How COVID-19 Affects Women in the Workplace

Mother and two kids

Reporting on women in the workplace, in general, is often a story in and of itself, when you think of gender discrimination, sexual harassment, unequal pay, maternity leave issues, and the list goes on. In these pandemic times, there’s even more cause for alarm.

Although much of corporate America is working remotely due to the coronavirus, this new normal of working from home while managing kids has been a particular strain on working women.

A new report from McKinsey & Company, in partnership with Lean In.org, puts it best. “Women in particular have been negatively impacted. Women—especially women of color—are more likely to have been laid off or furloughed during the COVID-19 crisis,1 stalling their careers and jeopardizing their financial security. The pandemic has intensified challenges that women already faced. Working mothers have always worked a “double shift”—a full day of work, followed by hours spent caring for children and doing household labor.”

The report continues, “Now the supports that made this possible—including school and childcare—have been upended. Meanwhile, Black women already faced more barriers to advancement than most other employees.2 Today they’re also coping with the disproportionate impact of COVID-19 on the Black community. And the emotional toll of repeated instances of racial violence falls heavily on their shoulders.”

Here, we dive deeper into the topic with Stephanie LeBlanc Godfrey, global head of inclusion for women of color at Google. A self described “tribe builder” in her role as a wife and working mother, LeBlanc Godfrey says her mission is to “facilitate spaces that empower women through authentic connection and inspire them to boldly unleash the greatness within.”

TNJ.com: Tell me a bit about your role.

Stephanie LeBlanc Godfrey: I create spaces for women of color to experience community and have authentic experiences where it does not naturally occur within the corporate world; I influence and partner with business units, managers and development teams to infuse their programs, policies, and processes with an inclusion lens to avoid negatively impacting the very communities they are trying to serve; and I support parent and caregiver communities as they navigate COVID-19 stay-at-home orders.

TNJ.com: Logistically speaking, what are some of the ways in which working parents are being affected by balancing their careers and their families remotely during COVID-19?

SLG: Working parents have lost access, literally overnight, to the resources they depended on to be able to work full time and manage their households effectively! On top of a full workload, they’re managing the physical and hour-to-hour needs of the little humans in their household.

Self-care is always a hot topic for working parents on a clear and sunny day.
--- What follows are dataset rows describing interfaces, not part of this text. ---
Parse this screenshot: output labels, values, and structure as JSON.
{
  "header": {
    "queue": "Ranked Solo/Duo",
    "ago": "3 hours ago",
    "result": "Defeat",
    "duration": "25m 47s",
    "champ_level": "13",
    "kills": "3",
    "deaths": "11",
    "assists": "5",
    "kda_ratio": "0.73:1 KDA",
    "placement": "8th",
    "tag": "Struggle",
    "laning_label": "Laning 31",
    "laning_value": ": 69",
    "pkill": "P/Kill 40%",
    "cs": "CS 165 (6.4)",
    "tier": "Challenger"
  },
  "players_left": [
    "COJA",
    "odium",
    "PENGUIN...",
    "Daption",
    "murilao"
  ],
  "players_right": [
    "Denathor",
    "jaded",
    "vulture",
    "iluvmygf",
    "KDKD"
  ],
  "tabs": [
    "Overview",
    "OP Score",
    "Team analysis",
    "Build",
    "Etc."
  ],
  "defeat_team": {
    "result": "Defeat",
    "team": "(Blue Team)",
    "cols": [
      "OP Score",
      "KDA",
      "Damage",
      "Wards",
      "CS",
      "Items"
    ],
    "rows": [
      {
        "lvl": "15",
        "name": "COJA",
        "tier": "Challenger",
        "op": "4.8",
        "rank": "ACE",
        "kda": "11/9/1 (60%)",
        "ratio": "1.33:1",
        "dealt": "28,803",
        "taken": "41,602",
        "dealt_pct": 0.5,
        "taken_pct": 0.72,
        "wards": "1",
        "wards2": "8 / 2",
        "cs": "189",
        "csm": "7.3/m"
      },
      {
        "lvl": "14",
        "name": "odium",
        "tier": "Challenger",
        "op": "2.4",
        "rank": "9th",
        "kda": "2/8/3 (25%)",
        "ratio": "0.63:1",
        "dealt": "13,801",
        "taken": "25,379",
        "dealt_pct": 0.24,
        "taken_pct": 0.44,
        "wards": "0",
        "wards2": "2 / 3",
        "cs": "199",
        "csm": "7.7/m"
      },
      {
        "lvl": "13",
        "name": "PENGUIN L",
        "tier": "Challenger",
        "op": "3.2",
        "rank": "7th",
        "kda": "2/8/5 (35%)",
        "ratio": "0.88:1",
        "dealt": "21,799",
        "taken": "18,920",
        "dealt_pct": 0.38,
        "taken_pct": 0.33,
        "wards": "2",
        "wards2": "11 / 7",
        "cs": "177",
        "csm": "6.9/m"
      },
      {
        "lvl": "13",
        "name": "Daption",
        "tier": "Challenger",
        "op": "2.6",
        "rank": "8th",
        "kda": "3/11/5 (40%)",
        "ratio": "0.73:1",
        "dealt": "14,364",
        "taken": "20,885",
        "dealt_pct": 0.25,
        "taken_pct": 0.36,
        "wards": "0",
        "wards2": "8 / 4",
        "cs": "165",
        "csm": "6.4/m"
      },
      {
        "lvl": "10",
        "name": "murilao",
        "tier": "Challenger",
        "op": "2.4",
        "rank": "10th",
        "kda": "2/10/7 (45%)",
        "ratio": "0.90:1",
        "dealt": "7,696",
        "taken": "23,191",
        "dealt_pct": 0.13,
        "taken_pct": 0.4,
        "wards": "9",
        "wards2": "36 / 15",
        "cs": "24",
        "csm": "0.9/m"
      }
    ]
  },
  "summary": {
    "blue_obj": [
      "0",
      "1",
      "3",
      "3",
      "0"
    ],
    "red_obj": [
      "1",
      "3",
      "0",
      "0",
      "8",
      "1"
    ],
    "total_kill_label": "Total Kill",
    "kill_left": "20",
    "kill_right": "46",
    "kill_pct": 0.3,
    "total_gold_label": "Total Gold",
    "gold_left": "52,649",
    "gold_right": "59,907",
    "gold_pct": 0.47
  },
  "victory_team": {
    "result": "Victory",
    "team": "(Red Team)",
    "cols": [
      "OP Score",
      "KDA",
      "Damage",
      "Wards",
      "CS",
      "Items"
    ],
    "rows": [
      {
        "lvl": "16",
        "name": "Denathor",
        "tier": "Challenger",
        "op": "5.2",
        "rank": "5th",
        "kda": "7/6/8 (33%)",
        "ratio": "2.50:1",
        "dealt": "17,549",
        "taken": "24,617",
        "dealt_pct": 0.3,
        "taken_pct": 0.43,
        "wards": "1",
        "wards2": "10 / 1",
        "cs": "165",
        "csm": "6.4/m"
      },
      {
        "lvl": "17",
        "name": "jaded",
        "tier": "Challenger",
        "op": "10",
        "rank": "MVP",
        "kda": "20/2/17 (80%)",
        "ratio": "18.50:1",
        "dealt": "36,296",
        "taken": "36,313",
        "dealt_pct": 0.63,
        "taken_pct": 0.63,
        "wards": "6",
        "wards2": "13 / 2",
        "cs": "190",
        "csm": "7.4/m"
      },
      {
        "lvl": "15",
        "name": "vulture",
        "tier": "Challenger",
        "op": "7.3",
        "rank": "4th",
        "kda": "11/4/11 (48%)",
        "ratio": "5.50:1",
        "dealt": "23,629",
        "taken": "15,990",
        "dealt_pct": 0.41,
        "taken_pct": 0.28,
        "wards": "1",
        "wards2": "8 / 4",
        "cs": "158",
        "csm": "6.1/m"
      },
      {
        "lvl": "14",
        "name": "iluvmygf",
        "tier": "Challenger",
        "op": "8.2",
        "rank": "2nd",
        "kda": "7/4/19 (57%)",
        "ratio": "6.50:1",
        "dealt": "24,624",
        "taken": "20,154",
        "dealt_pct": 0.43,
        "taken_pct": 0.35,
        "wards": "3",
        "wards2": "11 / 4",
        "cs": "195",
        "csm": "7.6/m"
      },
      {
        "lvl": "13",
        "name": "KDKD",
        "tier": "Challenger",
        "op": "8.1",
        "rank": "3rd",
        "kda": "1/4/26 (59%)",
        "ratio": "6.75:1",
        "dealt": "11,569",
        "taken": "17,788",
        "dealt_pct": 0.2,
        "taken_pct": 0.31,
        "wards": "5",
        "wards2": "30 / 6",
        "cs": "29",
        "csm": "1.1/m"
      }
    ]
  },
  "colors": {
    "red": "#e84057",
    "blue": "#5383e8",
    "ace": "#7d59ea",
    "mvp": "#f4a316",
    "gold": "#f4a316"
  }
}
Now, there’s a need for it, but the lack of time and access to those outlets and restorative practices are negatively and rapidly impacting their mental and physical health.

TNJ.com: Does it seem that women experience the brunt of it more so than their male counterparts? If so, why?
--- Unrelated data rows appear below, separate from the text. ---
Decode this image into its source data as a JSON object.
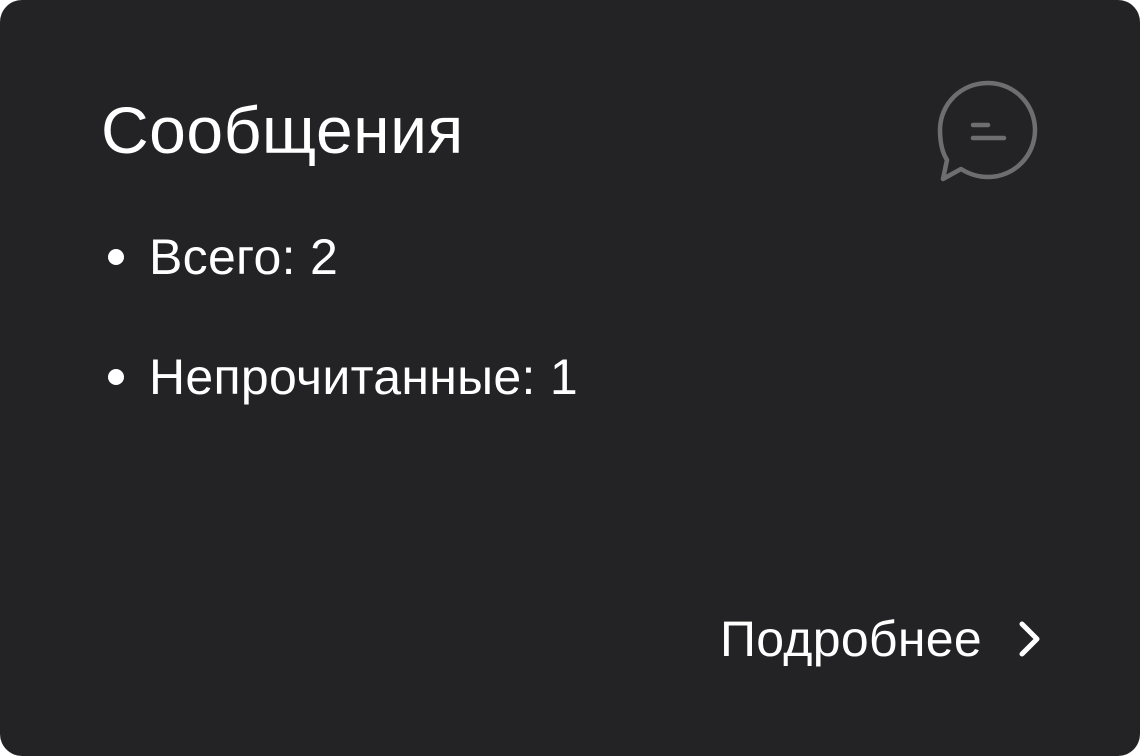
{
  "card": {
    "title": "Сообщения",
    "icon": "chat-bubble-icon",
    "stats": [
      {
        "label": "Всего: 2"
      },
      {
        "label": "Непрочитанные: 1"
      }
    ],
    "more_link": {
      "label": "Подробнее",
      "icon": "chevron-right-icon"
    }
  },
  "colors": {
    "card_background": "#232325",
    "text": "#ffffff",
    "icon": "#6e6e70"
  }
}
SLG: Of course!! Pre-pandemic, the role of caregiving fell predominantly on women. In our current state, women still bear the brunt of the caregiver role, whether in the form of being a frontline healthcare worker or providing care for family members.

Further, the pandemic has highlighted staggering figures; according to a survey by Boston Consulting Group, women spend an additional 27 hours allocated to education, household chores, and keeping children entertained and an extra 15 hours on domestic labor compared to men. It’s an additional unpaid job on top of a full time job and there are little to no levers to alleviate the pressure coming from all sides.
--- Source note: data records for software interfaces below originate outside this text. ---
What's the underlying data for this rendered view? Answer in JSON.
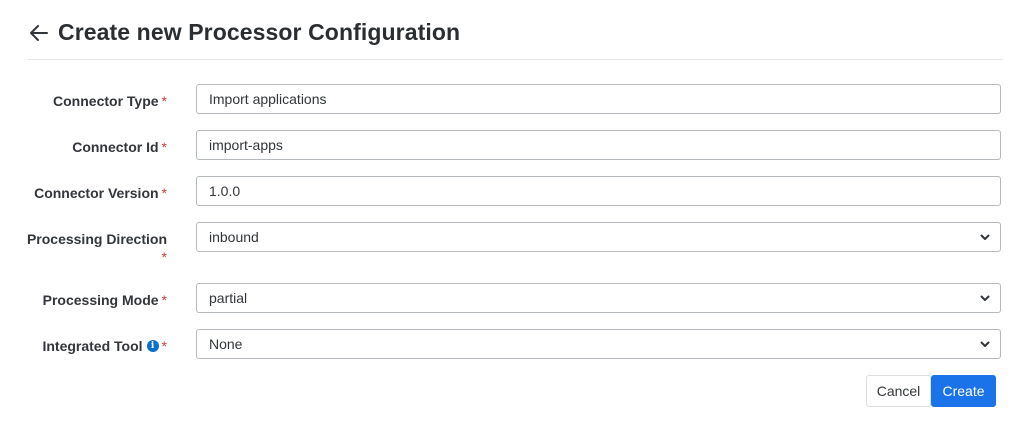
{
  "header": {
    "title": "Create new Processor Configuration"
  },
  "form": {
    "connector_type": {
      "label": "Connector Type",
      "required_mark": "*",
      "value": "Import applications"
    },
    "connector_id": {
      "label": "Connector Id",
      "required_mark": "*",
      "value": "import-apps"
    },
    "connector_version": {
      "label": "Connector Version",
      "required_mark": "*",
      "value": "1.0.0"
    },
    "processing_direction": {
      "label": "Processing Direction",
      "required_mark": "*",
      "selected": "inbound"
    },
    "processing_mode": {
      "label": "Processing Mode",
      "required_mark": "*",
      "selected": "partial"
    },
    "integrated_tool": {
      "label": "Integrated Tool",
      "info_icon_text": "i",
      "required_mark": "*",
      "selected": "None"
    }
  },
  "actions": {
    "cancel_label": "Cancel",
    "create_label": "Create"
  },
  "colors": {
    "primary": "#1a73e8",
    "required": "#d13b3b",
    "info": "#0a6ed1",
    "border": "#b4b9be"
  },
  "icons": {
    "back": "arrow-left-icon",
    "chevron": "chevron-down-icon",
    "info": "info-icon"
  }
}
TNJ.com: For women who are choosing to leave the workforce as a result of the stresses of the pandemic, what can companies do to retain them?

SLG: Immediately, companies should, if they haven’t already, support and model the use of flexible work schedules and time off for caregivers. Second and most importantly, they should reassess and communicate revised expectations. It’s not business as usual; for leaders to say they support their employees during this time but not adjust business priorities is ruthless. It has a direct correlation on women, parents and caregivers who end up being forced out of the workforce.

Longer term, they need to proactively create a culture where said flexible schedules and time off for caregivers will not come with a price tag of fear of retaliation or a detrimental setback to their career trajectory. A company’s policies, programs and processes need to reflect a psychologically safe environment for its employees to easily connect with support and benefits when they are in moments of crisis.